[[ Supplied entries, beginning ]]

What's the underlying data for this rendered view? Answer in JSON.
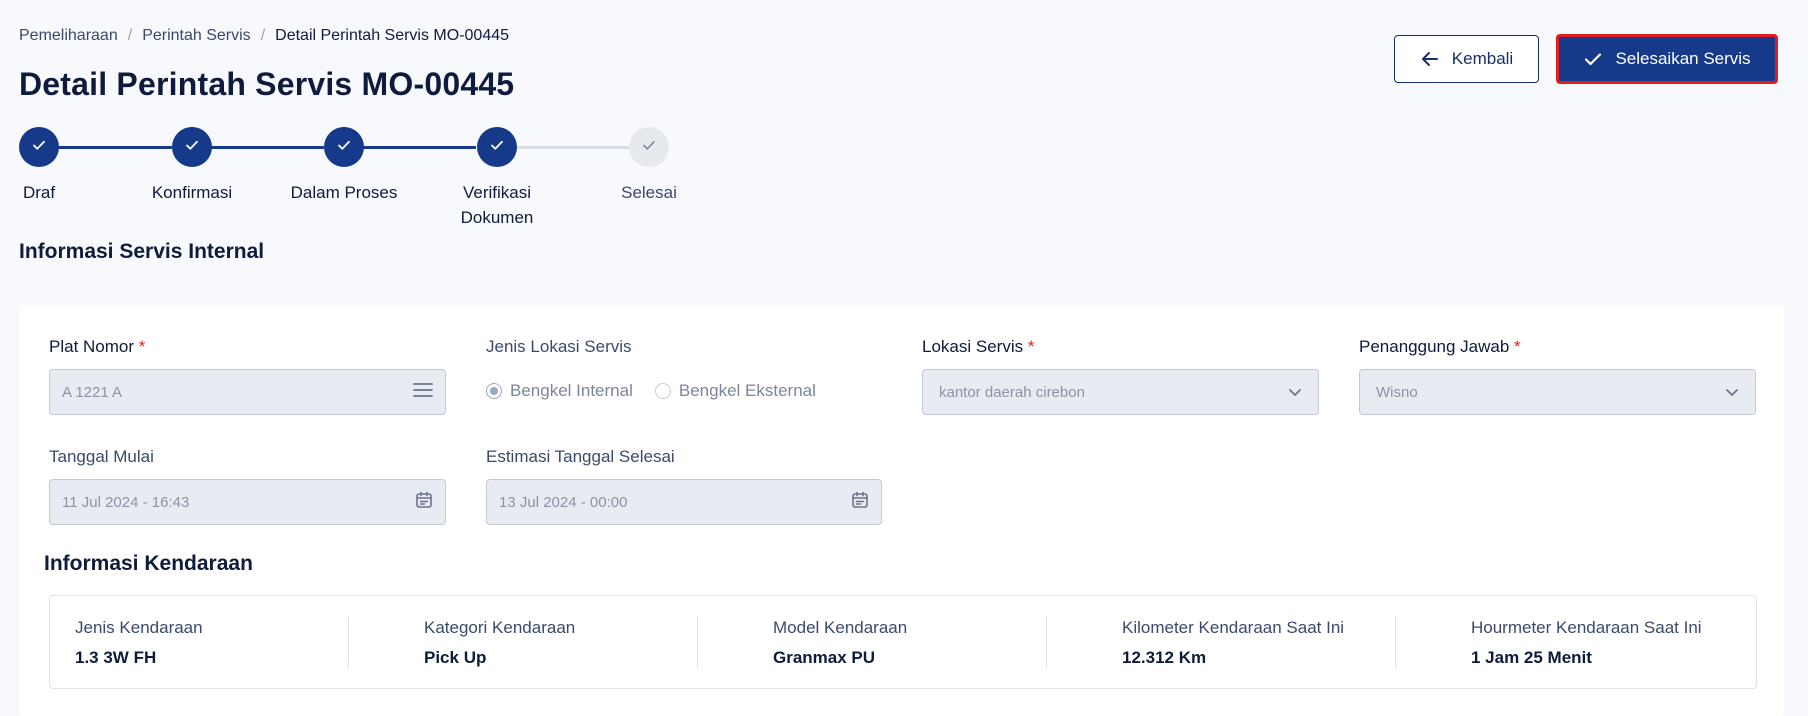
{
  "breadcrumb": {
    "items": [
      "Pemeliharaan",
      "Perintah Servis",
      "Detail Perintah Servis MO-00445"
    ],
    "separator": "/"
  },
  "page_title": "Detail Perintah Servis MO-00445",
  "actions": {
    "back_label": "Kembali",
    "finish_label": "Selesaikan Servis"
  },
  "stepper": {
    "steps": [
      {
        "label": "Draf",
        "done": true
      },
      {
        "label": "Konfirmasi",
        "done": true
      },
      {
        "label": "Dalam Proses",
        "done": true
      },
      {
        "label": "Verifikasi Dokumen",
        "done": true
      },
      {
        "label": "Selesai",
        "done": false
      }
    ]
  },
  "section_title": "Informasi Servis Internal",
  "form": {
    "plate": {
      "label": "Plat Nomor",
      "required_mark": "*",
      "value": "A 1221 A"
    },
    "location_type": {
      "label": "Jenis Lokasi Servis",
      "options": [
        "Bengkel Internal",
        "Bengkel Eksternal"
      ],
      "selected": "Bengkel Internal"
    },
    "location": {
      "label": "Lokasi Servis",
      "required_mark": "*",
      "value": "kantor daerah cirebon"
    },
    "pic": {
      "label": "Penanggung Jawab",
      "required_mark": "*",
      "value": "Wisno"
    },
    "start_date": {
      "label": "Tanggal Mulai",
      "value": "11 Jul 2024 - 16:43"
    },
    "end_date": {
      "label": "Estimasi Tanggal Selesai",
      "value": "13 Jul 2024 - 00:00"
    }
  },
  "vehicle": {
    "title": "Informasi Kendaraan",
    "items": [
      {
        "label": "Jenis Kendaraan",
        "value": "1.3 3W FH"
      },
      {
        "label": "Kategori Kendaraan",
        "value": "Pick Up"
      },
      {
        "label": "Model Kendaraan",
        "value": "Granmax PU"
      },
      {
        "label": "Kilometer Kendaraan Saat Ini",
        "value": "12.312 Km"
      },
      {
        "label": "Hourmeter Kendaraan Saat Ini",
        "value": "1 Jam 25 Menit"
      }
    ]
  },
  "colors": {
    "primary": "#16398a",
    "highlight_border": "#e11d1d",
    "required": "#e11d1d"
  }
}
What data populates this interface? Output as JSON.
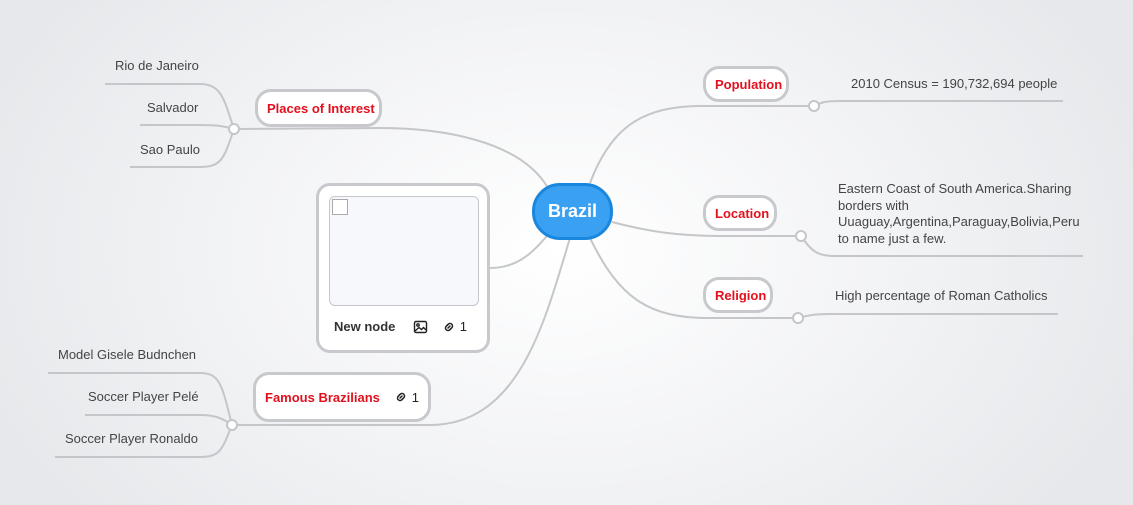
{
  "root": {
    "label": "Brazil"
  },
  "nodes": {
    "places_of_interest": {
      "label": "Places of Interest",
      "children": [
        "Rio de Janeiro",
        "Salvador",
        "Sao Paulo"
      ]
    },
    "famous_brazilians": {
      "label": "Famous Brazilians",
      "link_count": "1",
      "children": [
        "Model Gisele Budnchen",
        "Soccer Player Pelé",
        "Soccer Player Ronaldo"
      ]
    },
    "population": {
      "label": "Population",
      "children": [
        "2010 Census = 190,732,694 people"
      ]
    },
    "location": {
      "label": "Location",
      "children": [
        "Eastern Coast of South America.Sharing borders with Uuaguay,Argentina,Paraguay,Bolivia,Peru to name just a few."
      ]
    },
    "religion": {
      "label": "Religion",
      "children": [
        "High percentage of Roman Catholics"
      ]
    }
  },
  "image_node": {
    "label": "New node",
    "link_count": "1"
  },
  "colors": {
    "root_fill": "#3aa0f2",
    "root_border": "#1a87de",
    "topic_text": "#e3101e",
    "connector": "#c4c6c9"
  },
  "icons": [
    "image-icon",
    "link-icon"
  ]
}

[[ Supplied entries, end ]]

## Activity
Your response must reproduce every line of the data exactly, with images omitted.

## Solution for this exercise
What's the underlying data for this rendered view? Answer in JSON.
{
  "breadcrumb": {
    "items": [
      "Pemeliharaan",
      "Perintah Servis",
      "Detail Perintah Servis MO-00445"
    ],
    "separator": "/"
  },
  "page_title": "Detail Perintah Servis MO-00445",
  "actions": {
    "back_label": "Kembali",
    "finish_label": "Selesaikan Servis"
  },
  "stepper": {
    "steps": [
      {
        "label": "Draf",
        "done": true
      },
      {
        "label": "Konfirmasi",
        "done": true
      },
      {
        "label": "Dalam Proses",
        "done": true
      },
      {
        "label": "Verifikasi Dokumen",
        "done": true
      },
      {
        "label": "Selesai",
        "done": false
      }
    ]
  },
  "section_title": "Informasi Servis Internal",
  "form": {
    "plate": {
      "label": "Plat Nomor",
      "required_mark": "*",
      "value": "A 1221 A"
    },
    "location_type": {
      "label": "Jenis Lokasi Servis",
      "options": [
        "Bengkel Internal",
        "Bengkel Eksternal"
      ],
      "selected": "Bengkel Internal"
    },
    "location": {
      "label": "Lokasi Servis",
      "required_mark": "*",
      "value": "kantor daerah cirebon"
    },
    "pic": {
      "label": "Penanggung Jawab",
      "required_mark": "*",
      "value": "Wisno"
    },
    "start_date": {
      "label": "Tanggal Mulai",
      "value": "11 Jul 2024 - 16:43"
    },
    "end_date": {
      "label": "Estimasi Tanggal Selesai",
      "value": "13 Jul 2024 - 00:00"
    }
  },
  "vehicle": {
    "title": "Informasi Kendaraan",
    "items": [
      {
        "label": "Jenis Kendaraan",
        "value": "1.3 3W FH"
      },
      {
        "label": "Kategori Kendaraan",
        "value": "Pick Up"
      },
      {
        "label": "Model Kendaraan",
        "value": "Granmax PU"
      },
      {
        "label": "Kilometer Kendaraan Saat Ini",
        "value": "12.312 Km"
      },
      {
        "label": "Hourmeter Kendaraan Saat Ini",
        "value": "1 Jam 25 Menit"
      }
    ]
  },
  "colors": {
    "primary": "#16398a",
    "highlight_border": "#e11d1d",
    "required": "#e11d1d"
  }
}
What data populates this interface? Output as JSON.
{
  "root": {
    "label": "Brazil"
  },
  "nodes": {
    "places_of_interest": {
      "label": "Places of Interest",
      "children": [
        "Rio de Janeiro",
        "Salvador",
        "Sao Paulo"
      ]
    },
    "famous_brazilians": {
      "label": "Famous Brazilians",
      "link_count": "1",
      "children": [
        "Model Gisele Budnchen",
        "Soccer Player Pelé",
        "Soccer Player Ronaldo"
      ]
    },
    "population": {
      "label": "Population",
      "children": [
        "2010 Census = 190,732,694 people"
      ]
    },
    "location": {
      "label": "Location",
      "children": [
        "Eastern Coast of South America.Sharing borders with Uuaguay,Argentina,Paraguay,Bolivia,Peru to name just a few."
      ]
    },
    "religion": {
      "label": "Religion",
      "children": [
        "High percentage of Roman Catholics"
      ]
    }
  },
  "image_node": {
    "label": "New node",
    "link_count": "1"
  },
  "colors": {
    "root_fill": "#3aa0f2",
    "root_border": "#1a87de",
    "topic_text": "#e3101e",
    "connector": "#c4c6c9"
  },
  "icons": [
    "image-icon",
    "link-icon"
  ]
}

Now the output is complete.